The military operation of which the bombing was only an incident went on. According to plan, the Indians attempted on the evening of 15 February to capture Point 593, the outer bailey, as it were, of the castle that had the monastery for its keep. But no more than one company of 1 Royal Sussex was committed, and it was handicapped by ignorance of the ground, since daylight reconnaissance was impossible with the enemy at such close quarters. Thus, when only about 70 yards from the starting line, the advance was stopped short by a steep gully not marked on the map. Across this natural moat the defenders poured a stream of fire, and after several attempts to bypass the ravine the company had to retire with about twenty casualties.
When he heard of the failure next morning Freyberg urged on Dimoline a change of tactics. He advised making the main bid for the monastery that night with a strong force that would attempt a dash on the left over the short, direct route from Point 445. He questioned whether the capture of Point 593 on the right was the sine qua non that Lovett, the brigadier on the spot, claimed it to be. Dimoline carried his point for another attempt on Point 593 that night but was clearly given to understand that in any circumstances the attack on the monastery could not be deferred beyond the next night. Having tactfully sounded opinion at Army Headquarters, Freyberg sensed a growing restiveness, which he was determined to allay.

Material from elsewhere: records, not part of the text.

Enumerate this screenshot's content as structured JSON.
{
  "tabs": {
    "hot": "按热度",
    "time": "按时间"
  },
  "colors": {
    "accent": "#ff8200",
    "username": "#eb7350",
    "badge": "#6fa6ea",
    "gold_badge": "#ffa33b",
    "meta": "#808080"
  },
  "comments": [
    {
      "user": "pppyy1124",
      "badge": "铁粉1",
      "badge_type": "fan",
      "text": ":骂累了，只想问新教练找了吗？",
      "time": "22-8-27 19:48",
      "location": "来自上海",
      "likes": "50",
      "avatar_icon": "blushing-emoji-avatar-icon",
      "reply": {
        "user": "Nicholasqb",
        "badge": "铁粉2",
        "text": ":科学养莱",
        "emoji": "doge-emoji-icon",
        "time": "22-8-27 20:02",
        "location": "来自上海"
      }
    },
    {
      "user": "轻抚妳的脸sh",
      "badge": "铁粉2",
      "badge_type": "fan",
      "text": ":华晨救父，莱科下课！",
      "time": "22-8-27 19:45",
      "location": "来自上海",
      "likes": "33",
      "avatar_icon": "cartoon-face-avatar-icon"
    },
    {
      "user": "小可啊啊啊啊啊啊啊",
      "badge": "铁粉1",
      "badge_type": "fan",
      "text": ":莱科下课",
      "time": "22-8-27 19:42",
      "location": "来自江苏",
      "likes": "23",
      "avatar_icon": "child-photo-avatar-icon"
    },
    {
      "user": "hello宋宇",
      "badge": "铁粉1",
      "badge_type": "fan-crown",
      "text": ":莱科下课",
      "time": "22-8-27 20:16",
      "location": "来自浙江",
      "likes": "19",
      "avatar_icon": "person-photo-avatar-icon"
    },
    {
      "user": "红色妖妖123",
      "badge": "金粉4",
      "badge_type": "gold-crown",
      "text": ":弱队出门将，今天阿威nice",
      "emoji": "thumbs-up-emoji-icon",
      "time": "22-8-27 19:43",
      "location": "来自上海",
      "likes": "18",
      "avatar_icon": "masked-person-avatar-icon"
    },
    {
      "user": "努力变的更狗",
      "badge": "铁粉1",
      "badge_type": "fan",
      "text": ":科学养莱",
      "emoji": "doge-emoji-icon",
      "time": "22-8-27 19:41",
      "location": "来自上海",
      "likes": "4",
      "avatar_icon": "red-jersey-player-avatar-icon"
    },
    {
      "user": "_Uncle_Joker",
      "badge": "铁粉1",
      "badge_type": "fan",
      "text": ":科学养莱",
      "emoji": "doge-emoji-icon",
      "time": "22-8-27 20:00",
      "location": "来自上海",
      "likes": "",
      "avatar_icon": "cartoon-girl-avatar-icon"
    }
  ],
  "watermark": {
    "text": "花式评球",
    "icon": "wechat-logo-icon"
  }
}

The strength of the whole Sussex battalion went into the second attempt on Point 593 and a way had been found round the ravine that balked the first, but the going was such that only one company could be thrown into the assault at a time. Though overlooked by the parachutists established among the ruins on the summit, the leading company stormed the heights and penetrated the defences but twice ran short of hand grenades before the second company appeared. Three times the position was carried, but each time the defenders rallied and regained their ground. When the attack was called off, the casualties numbered 12 officers and 130 men.
With the double failure at Point 593, the Corps Commander would tolerate no further delay in directly assaulting the abbey. The plan favoured by Dimoline and Lovett of first rolling up one by one the German defences on Point 575, Albaneta Farm, and Point 593 was now abandoned. The Indians were to attack on the night of 17–18 February with as great a force and on as broad a front as time, terrain and supply would permit.